If you remember, Apple had previously stated how it paid developers over $70 billion through its App store. Apple had paid over $20 billion in the last year itself.
The new post on Medium from Johnny Lin throws some lights on how developers are taking advantage of Apple’s in-app purchase feature, combined with search ads.
Johnny Lin had explained that Apple’s in-app purchase feature and search ads are what motivating users to subscribe to illogical services. Apps like virus scanners, VPN services, password generators are making lots of money for its developers.
Johnny Lin wrote “I scrolled down the list in the Productivity category and saw apps from well-known companies like Dropbox, Evernote, and Microsoft. That was to be expected. But what’s this? The #10 Top Grossing Productivity app (as of June 7th, 2017) was an app called “Mobile protection: Clean & Security VPN”
“Full Virus, Malware scanner”: What? I’m pretty sure it’s impossible for any app to scan my iPhone for viruses or malware, since third party apps are sandboxed to their own data, but let’s keep reading…”
“You will pay $99.99 for a 7-day subscription”
“Buried on the third line in a paragraph of text in small font, iOS casually tells me that laying my finger on the home button means I agree to start a $100 subscription.”
Johnny Lin checked the Sensor Tower for an estimate of the app Mobile Protection: Clean & Security VPN revenue and found that the app brings around $80,000 per month in revenue. The app basically offers no services and makes money by scamming users to subscribe to their service.
Since Apple doesn’t have any filtering or any approval process for search ads, developers are manipulating App Store search ads to gain traction via fake apps.
Johnny Lin post also states “Turns out, scammers are abusing Apple’s relatively new and immature App Store Search Ads product. They’re taking advantage of the fact that there’s no filtering or approval process for ads, and that ads look almost indistinguishable from real results, and some ads take up the entire search result’s first page”
“Later, I dug deeper to find that unfortunately, thesearen’tisolatedincidents — they’re fairly common in the app store’s top grossing lists. And this isn’t just happening with security related keywords. It seems like scammers are bidding on many other keywords.”

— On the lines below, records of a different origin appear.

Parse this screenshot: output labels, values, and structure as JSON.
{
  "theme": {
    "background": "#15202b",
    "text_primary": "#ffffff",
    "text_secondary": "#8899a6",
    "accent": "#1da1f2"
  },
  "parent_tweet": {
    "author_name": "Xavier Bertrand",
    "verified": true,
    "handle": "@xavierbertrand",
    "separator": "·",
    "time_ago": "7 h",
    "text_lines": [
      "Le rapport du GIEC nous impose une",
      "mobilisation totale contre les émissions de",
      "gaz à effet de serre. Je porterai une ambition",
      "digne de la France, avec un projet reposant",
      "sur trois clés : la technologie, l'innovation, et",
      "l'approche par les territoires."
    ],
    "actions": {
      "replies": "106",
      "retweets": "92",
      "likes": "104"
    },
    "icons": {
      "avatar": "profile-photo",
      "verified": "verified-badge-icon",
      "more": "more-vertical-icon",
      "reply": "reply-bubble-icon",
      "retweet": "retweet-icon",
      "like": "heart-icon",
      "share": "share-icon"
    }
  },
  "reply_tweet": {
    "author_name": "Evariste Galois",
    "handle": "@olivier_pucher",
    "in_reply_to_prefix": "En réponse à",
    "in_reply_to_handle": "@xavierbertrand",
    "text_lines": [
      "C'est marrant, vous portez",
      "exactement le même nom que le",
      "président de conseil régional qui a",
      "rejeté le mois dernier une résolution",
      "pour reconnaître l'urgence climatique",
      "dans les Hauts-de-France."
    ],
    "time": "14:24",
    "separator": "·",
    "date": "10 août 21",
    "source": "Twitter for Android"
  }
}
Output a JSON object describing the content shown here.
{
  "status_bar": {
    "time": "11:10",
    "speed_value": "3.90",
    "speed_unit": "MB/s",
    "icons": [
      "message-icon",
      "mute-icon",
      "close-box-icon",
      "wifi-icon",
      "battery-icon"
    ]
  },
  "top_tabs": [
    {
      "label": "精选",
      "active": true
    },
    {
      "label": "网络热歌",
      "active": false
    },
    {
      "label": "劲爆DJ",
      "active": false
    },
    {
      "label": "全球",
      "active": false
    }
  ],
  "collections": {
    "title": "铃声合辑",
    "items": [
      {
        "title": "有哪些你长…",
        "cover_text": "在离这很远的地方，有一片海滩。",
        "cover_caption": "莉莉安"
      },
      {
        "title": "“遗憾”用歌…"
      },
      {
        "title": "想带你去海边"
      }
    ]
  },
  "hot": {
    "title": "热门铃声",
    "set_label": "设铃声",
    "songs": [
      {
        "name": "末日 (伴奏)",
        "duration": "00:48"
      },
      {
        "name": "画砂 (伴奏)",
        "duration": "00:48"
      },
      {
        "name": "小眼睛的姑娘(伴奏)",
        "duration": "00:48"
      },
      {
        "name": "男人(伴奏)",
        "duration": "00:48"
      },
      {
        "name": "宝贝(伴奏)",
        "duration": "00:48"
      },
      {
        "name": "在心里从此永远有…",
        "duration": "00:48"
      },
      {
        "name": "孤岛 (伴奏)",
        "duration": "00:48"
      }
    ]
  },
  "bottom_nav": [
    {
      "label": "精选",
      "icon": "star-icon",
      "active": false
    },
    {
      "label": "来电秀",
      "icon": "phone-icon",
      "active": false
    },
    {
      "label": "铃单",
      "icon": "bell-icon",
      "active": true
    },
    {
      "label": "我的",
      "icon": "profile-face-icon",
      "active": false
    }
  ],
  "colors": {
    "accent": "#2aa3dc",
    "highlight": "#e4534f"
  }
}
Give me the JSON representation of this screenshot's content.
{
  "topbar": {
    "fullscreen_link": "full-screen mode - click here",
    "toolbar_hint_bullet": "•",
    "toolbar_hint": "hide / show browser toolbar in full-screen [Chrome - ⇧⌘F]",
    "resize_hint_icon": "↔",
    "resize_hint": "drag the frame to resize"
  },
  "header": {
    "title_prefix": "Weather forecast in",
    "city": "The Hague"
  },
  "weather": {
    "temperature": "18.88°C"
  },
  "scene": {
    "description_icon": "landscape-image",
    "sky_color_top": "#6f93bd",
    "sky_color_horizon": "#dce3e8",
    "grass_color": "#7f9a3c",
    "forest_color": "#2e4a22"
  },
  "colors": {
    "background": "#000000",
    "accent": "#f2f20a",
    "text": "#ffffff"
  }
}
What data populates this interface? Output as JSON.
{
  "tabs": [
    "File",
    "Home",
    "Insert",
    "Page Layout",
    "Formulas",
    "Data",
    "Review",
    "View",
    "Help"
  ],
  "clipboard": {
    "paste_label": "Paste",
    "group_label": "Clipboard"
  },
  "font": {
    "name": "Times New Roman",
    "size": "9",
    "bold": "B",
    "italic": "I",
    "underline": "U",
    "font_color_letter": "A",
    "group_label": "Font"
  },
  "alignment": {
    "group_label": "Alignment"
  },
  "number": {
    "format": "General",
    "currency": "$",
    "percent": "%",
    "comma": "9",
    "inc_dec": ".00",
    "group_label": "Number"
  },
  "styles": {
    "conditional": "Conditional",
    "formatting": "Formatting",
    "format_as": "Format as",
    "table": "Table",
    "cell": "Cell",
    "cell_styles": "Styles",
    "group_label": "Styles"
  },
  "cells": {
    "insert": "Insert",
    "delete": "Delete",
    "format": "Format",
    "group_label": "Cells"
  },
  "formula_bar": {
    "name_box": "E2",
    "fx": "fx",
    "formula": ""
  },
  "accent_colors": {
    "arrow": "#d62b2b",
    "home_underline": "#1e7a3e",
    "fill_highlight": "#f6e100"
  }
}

iOS 11 will probably include search ad improvements that could prevent such spammy practices. Apple is yet to comment on this research. You can read the full blog post from here. So, what do you think about this? Share your views in the comment box below.